aiSim has large-scale Software-In-the-Loop (SiL) testing capabilities where integration with an AD software means program modules associated with hardware interfacing are replaced with modules interfacing with the simulated world. This reduces hardware reliance during runtime, which feeds into the flexible test deployment and scalability SiL simulator testing is known for.
With SiL testing we can cover most of an AD codebase. However, the rest, the replaced hardware interfacing modules, supporting firmware, hardware configuration parameters, have been impossible to test as part of a complete system without a real vehicle. Even in a vehicle, these parts might be challenging to test and require careful execution to cover all code paths consistently.

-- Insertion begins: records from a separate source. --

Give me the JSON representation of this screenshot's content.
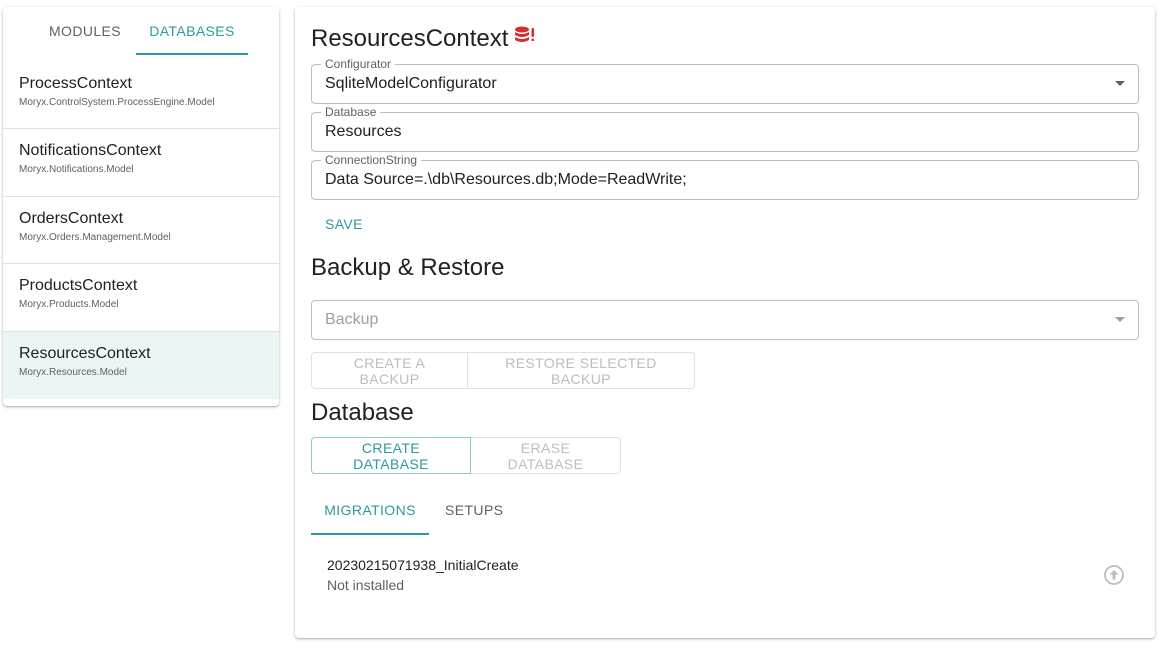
{
  "sidebar": {
    "tabs": [
      {
        "label": "MODULES"
      },
      {
        "label": "DATABASES"
      }
    ],
    "items": [
      {
        "name": "ProcessContext",
        "namespace": "Moryx.ControlSystem.ProcessEngine.Model"
      },
      {
        "name": "NotificationsContext",
        "namespace": "Moryx.Notifications.Model"
      },
      {
        "name": "OrdersContext",
        "namespace": "Moryx.Orders.Management.Model"
      },
      {
        "name": "ProductsContext",
        "namespace": "Moryx.Products.Model"
      },
      {
        "name": "ResourcesContext",
        "namespace": "Moryx.Resources.Model"
      }
    ]
  },
  "main": {
    "title": "ResourcesContext",
    "fields": {
      "configurator": {
        "label": "Configurator",
        "value": "SqliteModelConfigurator"
      },
      "database": {
        "label": "Database",
        "value": "Resources"
      },
      "connection_string": {
        "label": "ConnectionString",
        "value": "Data Source=.\\db\\Resources.db;Mode=ReadWrite;"
      }
    },
    "save_label": "SAVE",
    "backup_section": {
      "title": "Backup & Restore",
      "select_placeholder": "Backup",
      "create_label": "CREATE A BACKUP",
      "restore_label": "RESTORE SELECTED BACKUP"
    },
    "database_section": {
      "title": "Database",
      "create_label": "CREATE DATABASE",
      "erase_label": "ERASE DATABASE"
    },
    "tabs": [
      {
        "label": "MIGRATIONS"
      },
      {
        "label": "SETUPS"
      }
    ],
    "migrations": [
      {
        "name": "20230215071938_InitialCreate",
        "status": "Not installed"
      }
    ]
  },
  "colors": {
    "accent": "#2a9a9f",
    "db_warning": "#d32f2f",
    "selected_bg": "#ebf5f5"
  }
}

This was the key motivation for adapting our simulation for end-to-end Hardware-In-the-Loop (HiL) testing, to expand our capabilities for maximal code coverage. This approach retains many of the biggest advantages of simulator testing, namely precise reproducibility and the opportunity for automation (even in Continuous Integration pipelines) when installed in a lab or server room. It also retains the more exotic features, such as controlled fault injection into the simulated data.
From the beginning of our HiL development with aiSim, our internal HiL setups have been modeling real and complex vehicle and sensor setups, already in active development and in active use within aiMotive. This poses the challenge of adapting to the intricacies of a real-world hardware system but also ensures that the data that we produce can satisfy such an AD setup. Luckily, we also have the in-house experience and know-how to rise to these challenges. This highlights the potential in aiMotive’s unique company structure, and HiL perfectly demonstrates the synergy of the company’s departments:
- aiSim department, providing a reliable simulation platform running in real-time
- aiDrive department, developing a versatile self-driving software stack, posing as an ever-present in-house ‘customer’ for aiSim, also providing detailed feedback and internal know-how
- Hardware department can design and produce custom hardware equipment
The latter refers to the HiL camera serializer cards developed by our custom devices team. We already use the prototypes of these cards in our HiL setups. Using this hardware with aiSim enables us to create and efficiently transfer multiple synthetic live high-resolution camera feeds while reacting to vehicle control signals, a closed-loop HiL camera simulation, which would be impossible with offline rendered or prerecorded footage.
As with all things in engineering, choosing a testing approach is an exercise of balancing tradeoffs. Testing systems as complex as Automated Driving products will always require a combination of multiple approaches. In-vehicle testing will always be the most authentic source of data; SiL testing is still unmatched in scalability and flexibility. With HiL, you can further increase testing yields to detect issues sooner, with more precise feedback to developers, even on the components most difficult to test.
The ultimate solution is to integrate all testing activities into a single automated toolchain to provide maximal coverage for the automated driving systems. You can read more about this topic in an upcoming blog post soon.